AIM OF THE EXERCISE: Each entry that follows should be retyped in full and exactly.

PROVIDED DATA:
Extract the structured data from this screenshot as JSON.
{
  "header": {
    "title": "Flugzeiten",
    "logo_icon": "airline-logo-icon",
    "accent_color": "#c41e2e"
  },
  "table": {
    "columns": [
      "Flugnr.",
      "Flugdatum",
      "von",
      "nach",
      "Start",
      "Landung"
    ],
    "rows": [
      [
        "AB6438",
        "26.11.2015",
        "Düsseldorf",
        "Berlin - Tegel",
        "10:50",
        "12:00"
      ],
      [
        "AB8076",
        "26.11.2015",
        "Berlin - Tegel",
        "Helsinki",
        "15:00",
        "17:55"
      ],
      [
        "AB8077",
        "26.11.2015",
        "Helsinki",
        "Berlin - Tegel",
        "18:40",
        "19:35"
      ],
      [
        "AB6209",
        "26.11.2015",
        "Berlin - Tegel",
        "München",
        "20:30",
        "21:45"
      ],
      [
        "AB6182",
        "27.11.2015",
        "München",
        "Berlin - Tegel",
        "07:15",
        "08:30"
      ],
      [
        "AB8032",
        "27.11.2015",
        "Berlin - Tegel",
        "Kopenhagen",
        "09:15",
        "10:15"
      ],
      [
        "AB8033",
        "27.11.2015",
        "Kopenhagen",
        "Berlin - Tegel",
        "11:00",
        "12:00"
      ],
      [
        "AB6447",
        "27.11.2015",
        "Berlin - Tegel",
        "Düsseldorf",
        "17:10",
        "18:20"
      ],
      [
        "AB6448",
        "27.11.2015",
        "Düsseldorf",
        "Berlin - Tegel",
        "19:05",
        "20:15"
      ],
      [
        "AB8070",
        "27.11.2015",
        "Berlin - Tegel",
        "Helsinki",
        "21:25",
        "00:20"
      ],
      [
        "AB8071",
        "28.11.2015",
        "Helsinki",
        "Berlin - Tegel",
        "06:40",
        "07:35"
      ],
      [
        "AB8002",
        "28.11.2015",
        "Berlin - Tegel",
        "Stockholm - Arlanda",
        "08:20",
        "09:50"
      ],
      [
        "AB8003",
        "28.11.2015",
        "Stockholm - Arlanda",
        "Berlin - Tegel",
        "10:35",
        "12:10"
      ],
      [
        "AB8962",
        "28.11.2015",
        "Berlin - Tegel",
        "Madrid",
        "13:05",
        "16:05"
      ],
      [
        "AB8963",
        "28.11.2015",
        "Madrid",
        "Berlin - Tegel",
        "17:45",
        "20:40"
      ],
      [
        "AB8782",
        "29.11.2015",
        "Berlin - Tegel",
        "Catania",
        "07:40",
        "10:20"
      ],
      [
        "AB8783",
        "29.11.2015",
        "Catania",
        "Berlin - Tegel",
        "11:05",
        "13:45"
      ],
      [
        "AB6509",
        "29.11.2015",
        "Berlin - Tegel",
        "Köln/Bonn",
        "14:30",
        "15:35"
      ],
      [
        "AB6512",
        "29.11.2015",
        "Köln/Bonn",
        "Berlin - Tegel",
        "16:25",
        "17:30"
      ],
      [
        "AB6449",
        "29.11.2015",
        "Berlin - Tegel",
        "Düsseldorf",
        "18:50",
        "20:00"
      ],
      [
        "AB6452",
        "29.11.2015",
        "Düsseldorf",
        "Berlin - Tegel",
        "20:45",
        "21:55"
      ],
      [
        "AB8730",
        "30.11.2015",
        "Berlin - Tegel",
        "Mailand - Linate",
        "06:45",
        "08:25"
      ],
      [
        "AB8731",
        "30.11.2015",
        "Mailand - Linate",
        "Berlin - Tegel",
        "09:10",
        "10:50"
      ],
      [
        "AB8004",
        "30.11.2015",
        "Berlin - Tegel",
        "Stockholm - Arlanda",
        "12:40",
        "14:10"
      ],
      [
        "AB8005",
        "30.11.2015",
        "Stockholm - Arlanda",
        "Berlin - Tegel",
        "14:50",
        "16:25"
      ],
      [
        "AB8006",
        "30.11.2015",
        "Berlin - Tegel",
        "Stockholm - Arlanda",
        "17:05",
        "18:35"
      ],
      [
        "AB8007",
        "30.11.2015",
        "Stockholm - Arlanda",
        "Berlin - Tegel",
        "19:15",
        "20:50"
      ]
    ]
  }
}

TASK SOLUTION:
Extract the structured data from this screenshot as JSON.
{
  "header": {
    "title": "Flugzeiten",
    "logo_icon": "airline-logo-icon",
    "accent_color": "#c41e2e"
  },
  "table": {
    "columns": [
      "Flugnr.",
      "Flugdatum",
      "von",
      "nach",
      "Start",
      "Landung"
    ],
    "rows": [
      [
        "AB6438",
        "26.11.2015",
        "Düsseldorf",
        "Berlin - Tegel",
        "10:50",
        "12:00"
      ],
      [
        "AB8076",
        "26.11.2015",
        "Berlin - Tegel",
        "Helsinki",
        "15:00",
        "17:55"
      ],
      [
        "AB8077",
        "26.11.2015",
        "Helsinki",
        "Berlin - Tegel",
        "18:40",
        "19:35"
      ],
      [
        "AB6209",
        "26.11.2015",
        "Berlin - Tegel",
        "München",
        "20:30",
        "21:45"
      ],
      [
        "AB6182",
        "27.11.2015",
        "München",
        "Berlin - Tegel",
        "07:15",
        "08:30"
      ],
      [
        "AB8032",
        "27.11.2015",
        "Berlin - Tegel",
        "Kopenhagen",
        "09:15",
        "10:15"
      ],
      [
        "AB8033",
        "27.11.2015",
        "Kopenhagen",
        "Berlin - Tegel",
        "11:00",
        "12:00"
      ],
      [
        "AB6447",
        "27.11.2015",
        "Berlin - Tegel",
        "Düsseldorf",
        "17:10",
        "18:20"
      ],
      [
        "AB6448",
        "27.11.2015",
        "Düsseldorf",
        "Berlin - Tegel",
        "19:05",
        "20:15"
      ],
      [
        "AB8070",
        "27.11.2015",
        "Berlin - Tegel",
        "Helsinki",
        "21:25",
        "00:20"
      ],
      [
        "AB8071",
        "28.11.2015",
        "Helsinki",
        "Berlin - Tegel",
        "06:40",
        "07:35"
      ],
      [
        "AB8002",
        "28.11.2015",
        "Berlin - Tegel",
        "Stockholm - Arlanda",
        "08:20",
        "09:50"
      ],
      [
        "AB8003",
        "28.11.2015",
        "Stockholm - Arlanda",
        "Berlin - Tegel",
        "10:35",
        "12:10"
      ],
      [
        "AB8962",
        "28.11.2015",
        "Berlin - Tegel",
        "Madrid",
        "13:05",
        "16:05"
      ],
      [
        "AB8963",
        "28.11.2015",
        "Madrid",
        "Berlin - Tegel",
        "17:45",
        "20:40"
      ],
      [
        "AB8782",
        "29.11.2015",
        "Berlin - Tegel",
        "Catania",
        "07:40",
        "10:20"
      ],
      [
        "AB8783",
        "29.11.2015",
        "Catania",
        "Berlin - Tegel",
        "11:05",
        "13:45"
      ],
      [
        "AB6509",
        "29.11.2015",
        "Berlin - Tegel",
        "Köln/Bonn",
        "14:30",
        "15:35"
      ],
      [
        "AB6512",
        "29.11.2015",
        "Köln/Bonn",
        "Berlin - Tegel",
        "16:25",
        "17:30"
      ],
      [
        "AB6449",
        "29.11.2015",
        "Berlin - Tegel",
        "Düsseldorf",
        "18:50",
        "20:00"
      ],
      [
        "AB6452",
        "29.11.2015",
        "Düsseldorf",
        "Berlin - Tegel",
        "20:45",
        "21:55"
      ],
      [
        "AB8730",
        "30.11.2015",
        "Berlin - Tegel",
        "Mailand - Linate",
        "06:45",
        "08:25"
      ],
      [
        "AB8731",
        "30.11.2015",
        "Mailand - Linate",
        "Berlin - Tegel",
        "09:10",
        "10:50"
      ],
      [
        "AB8004",
        "30.11.2015",
        "Berlin - Tegel",
        "Stockholm - Arlanda",
        "12:40",
        "14:10"
      ],
      [
        "AB8005",
        "30.11.2015",
        "Stockholm - Arlanda",
        "Berlin - Tegel",
        "14:50",
        "16:25"
      ],
      [
        "AB8006",
        "30.11.2015",
        "Berlin - Tegel",
        "Stockholm - Arlanda",
        "17:05",
        "18:35"
      ],
      [
        "AB8007",
        "30.11.2015",
        "Stockholm - Arlanda",
        "Berlin - Tegel",
        "19:15",
        "20:50"
      ]
    ]
  }
}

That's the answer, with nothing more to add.